I'm so proud of my students' efforts in the Jr. Duck Stamp program! I think they get better every year. A "have-to" project for every student is an observational artwork of an animal in its habitat for either the Jr. Duck Stamp program or the State Fish Art contest- both programs that focus on teaching conservation of habitat through art. This year the students also had the option of choosing a wetland animal for the Kansas Critters Wet 'n Wild book contest.
The artwork at the top received an Honorable Mention in the 4th-6th grade age group. That student, along with a few others, were extra dedicated and would come in early in the morning or during recess to put in extra work on their projects.

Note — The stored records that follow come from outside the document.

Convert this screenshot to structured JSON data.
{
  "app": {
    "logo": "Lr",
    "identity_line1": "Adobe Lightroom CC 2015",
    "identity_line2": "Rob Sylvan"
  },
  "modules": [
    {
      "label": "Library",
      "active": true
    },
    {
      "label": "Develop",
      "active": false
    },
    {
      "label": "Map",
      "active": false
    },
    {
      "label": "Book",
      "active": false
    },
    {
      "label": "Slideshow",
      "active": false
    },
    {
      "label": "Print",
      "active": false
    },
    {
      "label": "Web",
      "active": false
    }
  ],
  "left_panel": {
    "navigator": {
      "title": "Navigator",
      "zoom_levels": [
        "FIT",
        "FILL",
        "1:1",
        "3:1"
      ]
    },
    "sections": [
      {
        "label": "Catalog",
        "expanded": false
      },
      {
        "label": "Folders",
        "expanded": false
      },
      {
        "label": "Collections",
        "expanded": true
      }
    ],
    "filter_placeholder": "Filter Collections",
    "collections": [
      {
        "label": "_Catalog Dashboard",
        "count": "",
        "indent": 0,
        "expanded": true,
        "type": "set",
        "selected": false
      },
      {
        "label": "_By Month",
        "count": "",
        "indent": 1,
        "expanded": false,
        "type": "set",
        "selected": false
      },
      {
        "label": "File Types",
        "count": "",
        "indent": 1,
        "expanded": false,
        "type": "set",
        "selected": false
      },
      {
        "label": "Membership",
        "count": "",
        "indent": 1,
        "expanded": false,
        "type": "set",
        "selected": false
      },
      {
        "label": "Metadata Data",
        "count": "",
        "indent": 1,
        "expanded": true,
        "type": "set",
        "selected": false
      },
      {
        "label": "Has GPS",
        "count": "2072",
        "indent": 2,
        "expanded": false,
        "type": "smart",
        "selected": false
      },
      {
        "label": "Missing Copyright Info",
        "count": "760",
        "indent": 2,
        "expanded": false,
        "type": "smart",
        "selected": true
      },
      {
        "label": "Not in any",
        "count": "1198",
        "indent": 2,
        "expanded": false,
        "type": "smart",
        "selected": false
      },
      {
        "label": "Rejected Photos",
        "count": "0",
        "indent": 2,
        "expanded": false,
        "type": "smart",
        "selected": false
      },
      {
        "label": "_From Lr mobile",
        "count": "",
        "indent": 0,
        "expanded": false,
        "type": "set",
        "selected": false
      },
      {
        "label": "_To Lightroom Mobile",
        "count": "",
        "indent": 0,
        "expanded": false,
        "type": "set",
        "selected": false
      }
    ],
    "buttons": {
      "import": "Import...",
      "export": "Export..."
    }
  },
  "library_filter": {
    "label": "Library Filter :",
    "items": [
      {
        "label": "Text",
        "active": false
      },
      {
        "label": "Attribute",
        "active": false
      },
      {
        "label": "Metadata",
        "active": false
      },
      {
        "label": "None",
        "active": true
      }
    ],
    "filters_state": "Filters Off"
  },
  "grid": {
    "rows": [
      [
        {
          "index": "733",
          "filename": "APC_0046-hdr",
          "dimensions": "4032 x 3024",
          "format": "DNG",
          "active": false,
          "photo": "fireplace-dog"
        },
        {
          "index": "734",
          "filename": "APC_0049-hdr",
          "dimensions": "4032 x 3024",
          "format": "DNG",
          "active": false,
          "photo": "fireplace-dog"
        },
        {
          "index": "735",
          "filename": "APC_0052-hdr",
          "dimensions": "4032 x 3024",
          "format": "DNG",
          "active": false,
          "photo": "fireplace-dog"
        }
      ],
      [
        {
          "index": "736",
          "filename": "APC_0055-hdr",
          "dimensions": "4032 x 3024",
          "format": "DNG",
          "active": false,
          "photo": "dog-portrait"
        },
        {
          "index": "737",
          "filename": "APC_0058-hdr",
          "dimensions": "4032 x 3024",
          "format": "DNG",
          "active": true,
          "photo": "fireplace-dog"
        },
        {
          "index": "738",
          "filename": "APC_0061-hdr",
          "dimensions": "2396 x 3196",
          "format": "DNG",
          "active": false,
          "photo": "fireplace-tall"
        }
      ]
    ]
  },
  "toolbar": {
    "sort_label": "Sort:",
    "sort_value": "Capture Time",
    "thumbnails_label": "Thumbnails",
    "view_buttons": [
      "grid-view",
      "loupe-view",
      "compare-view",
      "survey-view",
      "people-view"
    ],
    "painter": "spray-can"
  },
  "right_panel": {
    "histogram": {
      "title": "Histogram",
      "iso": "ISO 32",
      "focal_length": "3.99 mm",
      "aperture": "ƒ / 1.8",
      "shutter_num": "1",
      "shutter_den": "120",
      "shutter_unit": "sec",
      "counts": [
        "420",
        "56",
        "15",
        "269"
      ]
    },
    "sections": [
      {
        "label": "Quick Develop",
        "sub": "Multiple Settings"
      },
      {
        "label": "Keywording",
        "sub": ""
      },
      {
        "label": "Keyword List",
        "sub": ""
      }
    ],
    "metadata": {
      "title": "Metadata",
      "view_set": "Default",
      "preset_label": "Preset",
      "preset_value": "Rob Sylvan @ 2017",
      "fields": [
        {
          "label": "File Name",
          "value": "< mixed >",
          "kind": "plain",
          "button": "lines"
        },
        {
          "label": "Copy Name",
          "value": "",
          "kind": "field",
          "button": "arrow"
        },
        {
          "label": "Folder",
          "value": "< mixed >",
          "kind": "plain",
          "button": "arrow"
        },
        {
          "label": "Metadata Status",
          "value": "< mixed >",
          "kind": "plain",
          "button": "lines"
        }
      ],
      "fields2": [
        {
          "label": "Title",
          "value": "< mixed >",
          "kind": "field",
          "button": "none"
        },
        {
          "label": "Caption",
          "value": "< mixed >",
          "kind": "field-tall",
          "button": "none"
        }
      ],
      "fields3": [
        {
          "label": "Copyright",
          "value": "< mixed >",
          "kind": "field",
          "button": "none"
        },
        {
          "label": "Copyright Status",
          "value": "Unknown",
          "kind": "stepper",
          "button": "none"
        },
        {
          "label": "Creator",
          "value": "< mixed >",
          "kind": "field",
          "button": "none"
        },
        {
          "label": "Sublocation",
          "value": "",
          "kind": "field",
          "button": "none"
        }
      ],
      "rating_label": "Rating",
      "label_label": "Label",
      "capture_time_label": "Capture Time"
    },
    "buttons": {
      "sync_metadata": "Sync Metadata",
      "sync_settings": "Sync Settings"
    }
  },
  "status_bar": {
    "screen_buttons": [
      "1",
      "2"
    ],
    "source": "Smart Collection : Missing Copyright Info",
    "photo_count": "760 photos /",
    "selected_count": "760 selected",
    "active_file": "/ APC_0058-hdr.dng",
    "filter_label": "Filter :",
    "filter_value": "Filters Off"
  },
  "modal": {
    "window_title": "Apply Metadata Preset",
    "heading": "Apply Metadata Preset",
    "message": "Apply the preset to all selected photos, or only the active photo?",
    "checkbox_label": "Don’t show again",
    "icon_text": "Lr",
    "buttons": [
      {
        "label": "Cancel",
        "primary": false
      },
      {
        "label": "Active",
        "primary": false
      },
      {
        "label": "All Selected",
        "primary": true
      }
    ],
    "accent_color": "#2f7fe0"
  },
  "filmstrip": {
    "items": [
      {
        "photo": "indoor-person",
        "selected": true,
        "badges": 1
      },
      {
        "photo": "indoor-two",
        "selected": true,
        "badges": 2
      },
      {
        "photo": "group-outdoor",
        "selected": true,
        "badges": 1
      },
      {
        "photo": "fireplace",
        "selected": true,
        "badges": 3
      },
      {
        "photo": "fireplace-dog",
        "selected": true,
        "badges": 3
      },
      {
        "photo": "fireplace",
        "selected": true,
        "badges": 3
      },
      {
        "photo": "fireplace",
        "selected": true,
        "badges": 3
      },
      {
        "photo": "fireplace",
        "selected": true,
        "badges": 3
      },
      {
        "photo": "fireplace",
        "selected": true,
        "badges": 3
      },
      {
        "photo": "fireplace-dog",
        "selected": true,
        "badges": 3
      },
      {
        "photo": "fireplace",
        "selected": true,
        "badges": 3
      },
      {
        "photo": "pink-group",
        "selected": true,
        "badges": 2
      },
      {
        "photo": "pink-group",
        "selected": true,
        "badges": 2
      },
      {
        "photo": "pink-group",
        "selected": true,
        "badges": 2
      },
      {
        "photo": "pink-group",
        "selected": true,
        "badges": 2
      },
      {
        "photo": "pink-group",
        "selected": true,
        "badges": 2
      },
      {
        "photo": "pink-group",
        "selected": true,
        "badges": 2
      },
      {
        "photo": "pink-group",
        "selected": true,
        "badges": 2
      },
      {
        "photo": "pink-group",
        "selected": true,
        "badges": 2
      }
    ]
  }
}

The first year I taught this program, all students used colored pencils. I always chose colored pencils for my entries in this program because I felt like I could blend colors well but have more control than with a paintbrush. That was back when I was fresh out of college having been taught to write objectives with "ABCD"- Audience, Behavior, Condition, Degree. Ex: The students will create a 9x12 inch colored pencil drawing of a migratory waterfowl in its natural habitat, focusing on anatomical accuracy, in three 40-minute class periods. That left little room for choice so each year I've allowed more. Now the students can choose contest, the species within the contest, the materials, and the technique.Here are some more examples: